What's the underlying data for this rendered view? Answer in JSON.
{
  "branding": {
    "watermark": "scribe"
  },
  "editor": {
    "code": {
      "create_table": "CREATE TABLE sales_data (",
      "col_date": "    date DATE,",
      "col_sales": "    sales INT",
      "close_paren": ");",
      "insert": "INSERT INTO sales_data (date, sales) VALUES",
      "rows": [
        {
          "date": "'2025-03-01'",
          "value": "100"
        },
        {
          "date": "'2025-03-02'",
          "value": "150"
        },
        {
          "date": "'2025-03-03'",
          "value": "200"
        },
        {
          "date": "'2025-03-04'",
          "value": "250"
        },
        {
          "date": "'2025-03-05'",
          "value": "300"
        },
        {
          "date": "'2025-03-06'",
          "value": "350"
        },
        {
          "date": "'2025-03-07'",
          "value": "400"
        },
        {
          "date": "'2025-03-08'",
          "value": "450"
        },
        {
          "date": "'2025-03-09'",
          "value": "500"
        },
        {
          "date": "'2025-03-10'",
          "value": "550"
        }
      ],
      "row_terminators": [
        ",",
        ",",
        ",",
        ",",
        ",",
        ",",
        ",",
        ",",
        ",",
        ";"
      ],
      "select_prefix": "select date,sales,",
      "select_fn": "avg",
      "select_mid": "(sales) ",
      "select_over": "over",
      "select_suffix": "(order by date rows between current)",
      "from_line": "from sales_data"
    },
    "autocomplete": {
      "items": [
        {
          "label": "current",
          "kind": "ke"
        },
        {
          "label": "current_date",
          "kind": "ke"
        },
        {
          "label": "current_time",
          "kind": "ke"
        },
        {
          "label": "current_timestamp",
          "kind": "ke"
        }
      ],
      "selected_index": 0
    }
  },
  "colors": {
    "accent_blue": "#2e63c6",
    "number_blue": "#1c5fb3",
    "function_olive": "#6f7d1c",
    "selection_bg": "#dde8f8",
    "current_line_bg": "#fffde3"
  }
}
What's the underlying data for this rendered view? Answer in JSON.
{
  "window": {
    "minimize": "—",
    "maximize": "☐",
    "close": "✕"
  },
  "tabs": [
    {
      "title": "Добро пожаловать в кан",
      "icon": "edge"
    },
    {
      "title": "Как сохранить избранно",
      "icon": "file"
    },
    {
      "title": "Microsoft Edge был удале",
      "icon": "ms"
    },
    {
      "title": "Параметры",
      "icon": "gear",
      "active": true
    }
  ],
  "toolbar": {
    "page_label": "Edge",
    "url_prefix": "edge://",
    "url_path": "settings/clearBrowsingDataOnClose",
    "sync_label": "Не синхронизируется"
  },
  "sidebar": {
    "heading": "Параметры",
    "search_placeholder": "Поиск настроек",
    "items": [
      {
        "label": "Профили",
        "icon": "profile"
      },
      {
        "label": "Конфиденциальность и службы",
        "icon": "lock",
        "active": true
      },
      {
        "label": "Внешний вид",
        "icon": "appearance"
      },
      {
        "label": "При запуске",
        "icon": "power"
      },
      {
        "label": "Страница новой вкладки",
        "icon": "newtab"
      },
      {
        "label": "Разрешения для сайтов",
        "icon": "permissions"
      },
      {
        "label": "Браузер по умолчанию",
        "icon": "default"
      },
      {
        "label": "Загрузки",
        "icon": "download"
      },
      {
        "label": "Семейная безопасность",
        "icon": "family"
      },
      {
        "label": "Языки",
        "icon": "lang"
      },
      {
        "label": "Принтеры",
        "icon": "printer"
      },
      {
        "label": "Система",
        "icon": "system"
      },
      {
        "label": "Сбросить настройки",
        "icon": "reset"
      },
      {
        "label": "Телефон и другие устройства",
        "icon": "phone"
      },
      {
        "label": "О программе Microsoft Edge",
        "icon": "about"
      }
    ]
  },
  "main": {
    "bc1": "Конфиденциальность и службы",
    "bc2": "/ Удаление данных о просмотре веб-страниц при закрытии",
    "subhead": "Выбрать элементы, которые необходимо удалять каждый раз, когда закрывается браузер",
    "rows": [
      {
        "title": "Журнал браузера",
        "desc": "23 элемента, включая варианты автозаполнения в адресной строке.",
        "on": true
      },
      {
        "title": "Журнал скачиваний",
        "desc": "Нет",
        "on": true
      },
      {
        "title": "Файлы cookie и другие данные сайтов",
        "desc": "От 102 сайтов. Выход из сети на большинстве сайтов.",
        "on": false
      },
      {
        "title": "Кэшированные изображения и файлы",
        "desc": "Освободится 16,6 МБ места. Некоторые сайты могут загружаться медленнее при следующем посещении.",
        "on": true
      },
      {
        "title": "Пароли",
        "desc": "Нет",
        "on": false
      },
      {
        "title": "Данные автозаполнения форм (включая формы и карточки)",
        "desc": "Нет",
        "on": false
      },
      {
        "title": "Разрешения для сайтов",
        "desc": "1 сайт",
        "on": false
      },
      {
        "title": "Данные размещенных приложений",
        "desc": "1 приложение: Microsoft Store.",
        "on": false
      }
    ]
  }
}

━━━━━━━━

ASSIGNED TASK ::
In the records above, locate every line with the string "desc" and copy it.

WRITTEN ANSWER ::
        "desc": "23 элемента, включая варианты автозаполнения в адресной строке.",
        "desc": "Нет",
        "desc": "От 102 сайтов. Выход из сети на большинстве сайтов.",
        "desc": "Освободится 16,6 МБ места. Некоторые сайты могут загружаться медленнее при следующем посещении.",
        "desc": "Нет",
        "desc": "Нет",
        "desc": "1 сайт",
        "desc": "1 приложение: Microsoft Store.",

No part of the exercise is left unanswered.